_Task requirements_
Search the records below for "MILLS"; copy each line that has it.

Items from a dataset:
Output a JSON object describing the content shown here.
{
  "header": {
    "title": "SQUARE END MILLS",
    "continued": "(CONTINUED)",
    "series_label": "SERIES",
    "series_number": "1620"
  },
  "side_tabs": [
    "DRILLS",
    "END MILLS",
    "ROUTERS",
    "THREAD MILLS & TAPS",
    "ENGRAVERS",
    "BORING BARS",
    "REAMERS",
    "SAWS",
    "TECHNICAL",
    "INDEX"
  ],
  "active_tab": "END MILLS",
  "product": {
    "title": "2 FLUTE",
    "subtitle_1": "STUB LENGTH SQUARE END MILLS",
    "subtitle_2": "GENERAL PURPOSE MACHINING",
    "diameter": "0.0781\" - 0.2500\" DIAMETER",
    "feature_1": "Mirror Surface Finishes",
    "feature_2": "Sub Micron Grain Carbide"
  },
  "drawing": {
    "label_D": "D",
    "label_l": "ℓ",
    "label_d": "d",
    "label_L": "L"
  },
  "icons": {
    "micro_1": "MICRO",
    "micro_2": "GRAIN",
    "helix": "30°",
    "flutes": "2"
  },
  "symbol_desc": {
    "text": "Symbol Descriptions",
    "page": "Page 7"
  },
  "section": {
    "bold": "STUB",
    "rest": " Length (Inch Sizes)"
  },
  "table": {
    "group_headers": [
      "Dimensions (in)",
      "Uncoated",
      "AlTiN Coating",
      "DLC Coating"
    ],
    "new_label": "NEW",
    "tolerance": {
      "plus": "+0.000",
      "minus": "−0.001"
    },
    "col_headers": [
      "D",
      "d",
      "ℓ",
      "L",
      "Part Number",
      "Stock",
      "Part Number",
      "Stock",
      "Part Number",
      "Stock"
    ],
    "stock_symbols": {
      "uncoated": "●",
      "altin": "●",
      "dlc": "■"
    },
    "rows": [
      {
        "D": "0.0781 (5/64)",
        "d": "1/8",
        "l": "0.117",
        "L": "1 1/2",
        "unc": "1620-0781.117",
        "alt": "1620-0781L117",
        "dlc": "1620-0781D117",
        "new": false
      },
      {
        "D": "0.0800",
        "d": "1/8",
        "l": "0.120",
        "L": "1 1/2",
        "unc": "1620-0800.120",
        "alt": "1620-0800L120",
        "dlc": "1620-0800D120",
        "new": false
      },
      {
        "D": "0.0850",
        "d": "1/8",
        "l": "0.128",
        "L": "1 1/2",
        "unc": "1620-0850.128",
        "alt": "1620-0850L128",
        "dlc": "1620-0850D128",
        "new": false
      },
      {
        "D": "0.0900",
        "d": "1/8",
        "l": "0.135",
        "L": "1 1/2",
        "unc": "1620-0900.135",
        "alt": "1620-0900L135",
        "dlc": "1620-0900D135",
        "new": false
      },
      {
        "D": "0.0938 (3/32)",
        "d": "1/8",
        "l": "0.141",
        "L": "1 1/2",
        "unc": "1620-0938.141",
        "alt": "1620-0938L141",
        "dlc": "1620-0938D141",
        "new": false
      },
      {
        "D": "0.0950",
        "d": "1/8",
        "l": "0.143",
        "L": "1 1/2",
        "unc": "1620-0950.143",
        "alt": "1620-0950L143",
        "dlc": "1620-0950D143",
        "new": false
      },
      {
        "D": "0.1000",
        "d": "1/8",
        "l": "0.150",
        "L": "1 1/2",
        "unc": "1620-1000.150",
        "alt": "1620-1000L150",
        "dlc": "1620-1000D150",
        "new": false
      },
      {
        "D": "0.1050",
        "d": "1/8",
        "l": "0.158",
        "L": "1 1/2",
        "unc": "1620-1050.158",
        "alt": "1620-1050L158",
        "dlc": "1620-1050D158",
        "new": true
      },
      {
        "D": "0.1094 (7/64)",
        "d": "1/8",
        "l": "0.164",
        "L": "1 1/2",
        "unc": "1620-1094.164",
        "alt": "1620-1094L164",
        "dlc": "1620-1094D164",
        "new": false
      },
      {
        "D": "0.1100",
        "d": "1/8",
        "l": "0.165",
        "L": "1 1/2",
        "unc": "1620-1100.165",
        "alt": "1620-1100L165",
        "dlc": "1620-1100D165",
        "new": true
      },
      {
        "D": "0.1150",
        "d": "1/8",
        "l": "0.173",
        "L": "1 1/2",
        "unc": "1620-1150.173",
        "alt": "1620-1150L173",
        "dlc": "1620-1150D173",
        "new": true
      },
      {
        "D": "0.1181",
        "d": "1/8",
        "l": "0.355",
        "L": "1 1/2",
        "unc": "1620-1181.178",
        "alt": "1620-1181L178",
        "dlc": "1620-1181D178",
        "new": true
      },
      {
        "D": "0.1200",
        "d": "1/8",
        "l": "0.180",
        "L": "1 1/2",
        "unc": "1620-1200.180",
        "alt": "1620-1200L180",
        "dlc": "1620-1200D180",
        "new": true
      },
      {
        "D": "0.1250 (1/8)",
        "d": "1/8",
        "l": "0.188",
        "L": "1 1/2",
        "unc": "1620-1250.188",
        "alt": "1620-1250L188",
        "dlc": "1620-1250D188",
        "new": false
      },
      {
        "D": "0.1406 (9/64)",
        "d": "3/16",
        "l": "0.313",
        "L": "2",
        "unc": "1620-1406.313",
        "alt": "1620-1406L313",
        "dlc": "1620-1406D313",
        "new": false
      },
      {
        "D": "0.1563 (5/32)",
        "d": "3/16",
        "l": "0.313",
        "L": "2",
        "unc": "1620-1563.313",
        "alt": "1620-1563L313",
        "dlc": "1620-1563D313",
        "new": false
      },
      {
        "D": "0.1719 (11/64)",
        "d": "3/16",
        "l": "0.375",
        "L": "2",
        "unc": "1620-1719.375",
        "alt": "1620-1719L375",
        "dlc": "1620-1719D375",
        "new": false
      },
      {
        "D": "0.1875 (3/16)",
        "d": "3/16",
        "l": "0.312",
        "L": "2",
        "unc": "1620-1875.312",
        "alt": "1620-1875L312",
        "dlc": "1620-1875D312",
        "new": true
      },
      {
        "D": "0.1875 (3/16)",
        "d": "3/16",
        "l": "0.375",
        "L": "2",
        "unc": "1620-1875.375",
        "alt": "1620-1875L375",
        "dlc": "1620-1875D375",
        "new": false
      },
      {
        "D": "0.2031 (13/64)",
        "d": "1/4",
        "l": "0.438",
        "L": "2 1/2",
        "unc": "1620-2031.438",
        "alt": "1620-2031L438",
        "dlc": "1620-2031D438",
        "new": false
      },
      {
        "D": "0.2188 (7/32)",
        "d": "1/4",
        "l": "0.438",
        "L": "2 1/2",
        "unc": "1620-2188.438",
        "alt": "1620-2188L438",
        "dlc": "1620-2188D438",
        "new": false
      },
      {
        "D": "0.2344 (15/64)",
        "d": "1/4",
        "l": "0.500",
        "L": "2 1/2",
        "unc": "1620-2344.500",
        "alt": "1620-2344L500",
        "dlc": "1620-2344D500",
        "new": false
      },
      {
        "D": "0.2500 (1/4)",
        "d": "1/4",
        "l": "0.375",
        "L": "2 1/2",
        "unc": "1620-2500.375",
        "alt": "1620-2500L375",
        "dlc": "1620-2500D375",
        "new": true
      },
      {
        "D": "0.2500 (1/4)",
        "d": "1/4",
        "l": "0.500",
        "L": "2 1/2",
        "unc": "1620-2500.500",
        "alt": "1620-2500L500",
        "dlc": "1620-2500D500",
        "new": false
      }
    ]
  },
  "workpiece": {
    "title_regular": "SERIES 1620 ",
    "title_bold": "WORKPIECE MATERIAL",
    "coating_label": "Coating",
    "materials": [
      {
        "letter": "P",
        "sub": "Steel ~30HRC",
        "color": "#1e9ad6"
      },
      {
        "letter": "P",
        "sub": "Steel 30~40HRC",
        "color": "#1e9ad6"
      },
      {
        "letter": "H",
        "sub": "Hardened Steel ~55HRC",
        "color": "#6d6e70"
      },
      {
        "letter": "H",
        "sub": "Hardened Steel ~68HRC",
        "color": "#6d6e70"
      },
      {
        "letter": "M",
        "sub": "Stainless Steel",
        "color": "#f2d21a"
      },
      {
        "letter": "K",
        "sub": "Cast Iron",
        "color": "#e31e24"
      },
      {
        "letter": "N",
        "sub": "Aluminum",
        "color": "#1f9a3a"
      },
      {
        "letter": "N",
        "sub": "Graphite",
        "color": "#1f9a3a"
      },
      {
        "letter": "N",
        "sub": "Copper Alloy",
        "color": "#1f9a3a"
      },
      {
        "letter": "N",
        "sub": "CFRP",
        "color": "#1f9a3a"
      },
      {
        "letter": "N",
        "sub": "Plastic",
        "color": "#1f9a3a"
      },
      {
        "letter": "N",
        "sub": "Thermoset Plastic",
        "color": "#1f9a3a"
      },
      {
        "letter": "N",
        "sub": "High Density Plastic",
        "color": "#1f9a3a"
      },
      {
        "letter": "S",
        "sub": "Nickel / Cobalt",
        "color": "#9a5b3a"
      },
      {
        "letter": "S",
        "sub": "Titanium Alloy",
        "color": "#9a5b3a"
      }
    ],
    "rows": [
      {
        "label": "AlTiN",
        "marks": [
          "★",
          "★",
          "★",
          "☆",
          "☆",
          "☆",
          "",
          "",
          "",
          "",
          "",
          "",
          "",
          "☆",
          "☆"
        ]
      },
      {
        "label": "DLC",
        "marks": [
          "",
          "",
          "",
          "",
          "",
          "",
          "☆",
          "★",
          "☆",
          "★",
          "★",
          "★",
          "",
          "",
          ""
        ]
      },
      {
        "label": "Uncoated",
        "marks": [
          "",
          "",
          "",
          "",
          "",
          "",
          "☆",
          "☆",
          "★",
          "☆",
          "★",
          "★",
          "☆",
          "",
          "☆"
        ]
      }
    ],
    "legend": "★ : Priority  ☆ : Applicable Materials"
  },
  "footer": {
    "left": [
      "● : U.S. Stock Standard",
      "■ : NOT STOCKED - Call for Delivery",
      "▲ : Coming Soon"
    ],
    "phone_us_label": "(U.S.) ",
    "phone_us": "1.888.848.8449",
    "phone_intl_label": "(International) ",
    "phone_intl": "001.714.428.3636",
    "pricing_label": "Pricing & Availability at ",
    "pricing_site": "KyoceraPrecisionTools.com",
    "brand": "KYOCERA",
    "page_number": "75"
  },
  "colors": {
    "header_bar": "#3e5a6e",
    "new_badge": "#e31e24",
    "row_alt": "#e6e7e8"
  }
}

_Exercise response_
    "title": "SQUARE END MILLS",
    "END MILLS",
    "THREAD MILLS & TAPS",
  "active_tab": "END MILLS",
    "subtitle_1": "STUB LENGTH SQUARE END MILLS",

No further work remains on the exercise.